Ways we can do this are by strengthening our ethics and disclosure laws; fine-tuning our Sunshine Laws so that we balance the ability for our legislators and other board members to do their work while keeping government transparent; and providing more information to the public about each of our government agencies.
We do have campaign contribution laws on the books, and I see the issue as more of disclosing the contributions versus accepting legal contributions. In addition, the laws for conflicts of interest as it relates to voting can be reviewed. The bottom line is the public wants to know if your votes follow your campaign contributions. If you look at my record, I disclose contributions and relationships prior to voting. I also do not always vote in favor of the people who have supported me.
8. How would you make the Legislature more transparent and accessible to the public? Opening conference committees to the public? Stricter disclosure requirements on lobbying and lobbyists? How could the Legislature change its own internal rules to be more open?

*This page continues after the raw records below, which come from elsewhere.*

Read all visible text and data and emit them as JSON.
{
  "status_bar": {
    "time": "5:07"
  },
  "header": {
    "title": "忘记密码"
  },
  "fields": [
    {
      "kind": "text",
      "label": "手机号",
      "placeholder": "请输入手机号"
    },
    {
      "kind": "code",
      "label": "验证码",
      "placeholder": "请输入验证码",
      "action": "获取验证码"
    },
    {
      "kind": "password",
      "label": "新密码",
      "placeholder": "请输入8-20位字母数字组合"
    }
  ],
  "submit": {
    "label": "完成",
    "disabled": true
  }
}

I believe the public should have the opportunity to participate and weigh in during the legislative process, including conference committees. We could also livestream or televise all of our meetings as is currently done at the Honolulu City Council, which provides greater access to all.
The state Legislature has a wonderful Legislative Reference Bureau and Public Access Room. I think we should highlight what they do and show the public that getting involved in the legislative process isn’t as difficult as they think it is.

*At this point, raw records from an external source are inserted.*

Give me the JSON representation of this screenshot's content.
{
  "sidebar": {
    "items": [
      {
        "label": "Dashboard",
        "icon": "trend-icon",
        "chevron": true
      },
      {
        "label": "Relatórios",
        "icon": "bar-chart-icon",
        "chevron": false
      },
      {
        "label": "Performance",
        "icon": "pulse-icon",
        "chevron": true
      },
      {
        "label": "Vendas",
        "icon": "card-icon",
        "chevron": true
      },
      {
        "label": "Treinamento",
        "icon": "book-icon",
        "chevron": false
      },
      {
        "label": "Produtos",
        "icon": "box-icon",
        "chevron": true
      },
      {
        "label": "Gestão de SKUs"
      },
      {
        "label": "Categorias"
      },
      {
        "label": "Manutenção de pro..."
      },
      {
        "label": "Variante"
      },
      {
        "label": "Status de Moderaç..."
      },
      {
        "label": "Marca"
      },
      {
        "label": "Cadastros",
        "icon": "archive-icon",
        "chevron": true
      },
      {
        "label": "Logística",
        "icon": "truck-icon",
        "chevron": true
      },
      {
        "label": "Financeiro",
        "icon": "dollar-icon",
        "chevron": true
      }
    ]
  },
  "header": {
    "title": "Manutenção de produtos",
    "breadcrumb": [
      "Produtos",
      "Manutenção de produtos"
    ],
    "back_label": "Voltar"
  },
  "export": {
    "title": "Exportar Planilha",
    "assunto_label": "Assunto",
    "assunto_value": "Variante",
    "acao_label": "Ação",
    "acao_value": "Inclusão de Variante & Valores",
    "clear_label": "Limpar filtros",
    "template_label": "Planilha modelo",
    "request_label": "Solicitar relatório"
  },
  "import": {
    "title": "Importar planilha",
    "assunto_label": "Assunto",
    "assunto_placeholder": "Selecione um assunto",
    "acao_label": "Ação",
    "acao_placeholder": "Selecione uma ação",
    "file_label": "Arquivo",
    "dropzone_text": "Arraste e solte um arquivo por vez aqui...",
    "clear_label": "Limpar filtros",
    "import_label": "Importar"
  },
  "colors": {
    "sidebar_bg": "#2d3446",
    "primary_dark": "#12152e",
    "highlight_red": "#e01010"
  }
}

9. Hawaii has seen a growing division when it comes to politics, development, health mandates and other issues. What would you do to bridge those gaps and bring people together in spite of their differences?
I believe that my last eight years of experience as a legislator in key positions and chair on several challenging committees has taught me how to bridge gaps and bring people together, despite political divisions. I serve as chair of the Planning and Zoning Committee, and previously served as chair of the Transportation Committee, Public Health, and Public Safety Committee. I also chaired the Oahu Metropolitan Planning Organization Policy Committee which allocates all federal transportation and planning dollars for Oahu. This has given me a breadth of experience in working with all levels of government through actively collaborating with my fellow legislators in city, state, and federal government.

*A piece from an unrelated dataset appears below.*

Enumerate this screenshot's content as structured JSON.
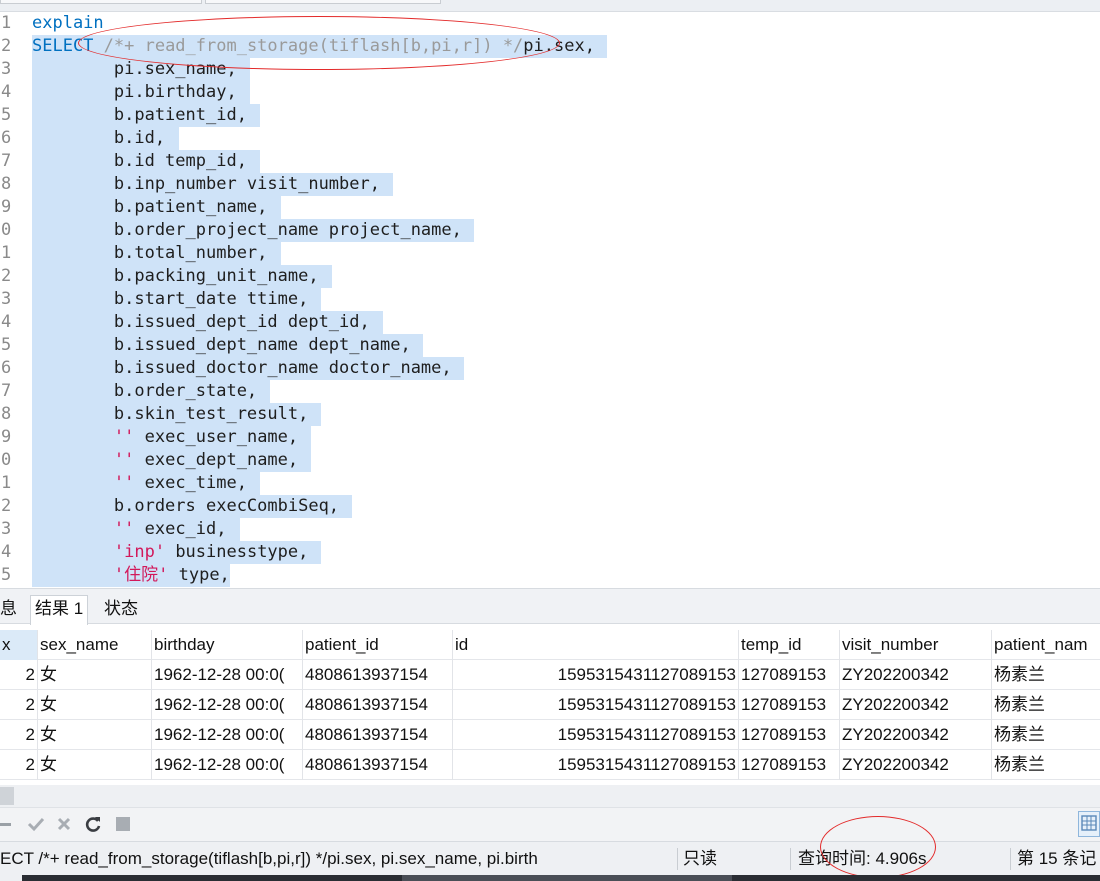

I support good dialogue and respect different viewpoints. I believe that with each piece of legislation, you have to involve the stakeholders in the community, business, and government, because good legislation isn’t written in a vacuum. Lastly, the relationships I have established throughout the government would serve as a key asset as I continue to advocate for the best interests of the community I serve.
10. The coronavirus pandemic has exposed numerous flaws in Hawaii’s structure and systems, from outdated technology to economic disparity. If you could take this moment to reinvent Hawaii, to build on what we’ve learned and create a better state, a better way of doing things, what would you do? Please share One Big Idea you have for Hawaii. Be innovative, but be specific.
I would modernize and diversify our economy. We have depended on tourism for many years, and we will always need and welcome tourists from beyond our shores; however, we need to find new and creative ways to sustain ourselves. Hawaii and its people have so much to offer. I think we need to leverage the advantages of our location and population to become a leader in innovative industries like sustainable agriculture, renewable energy, creative media and community resiliency.
One big idea is to bring the Olympics here to our state.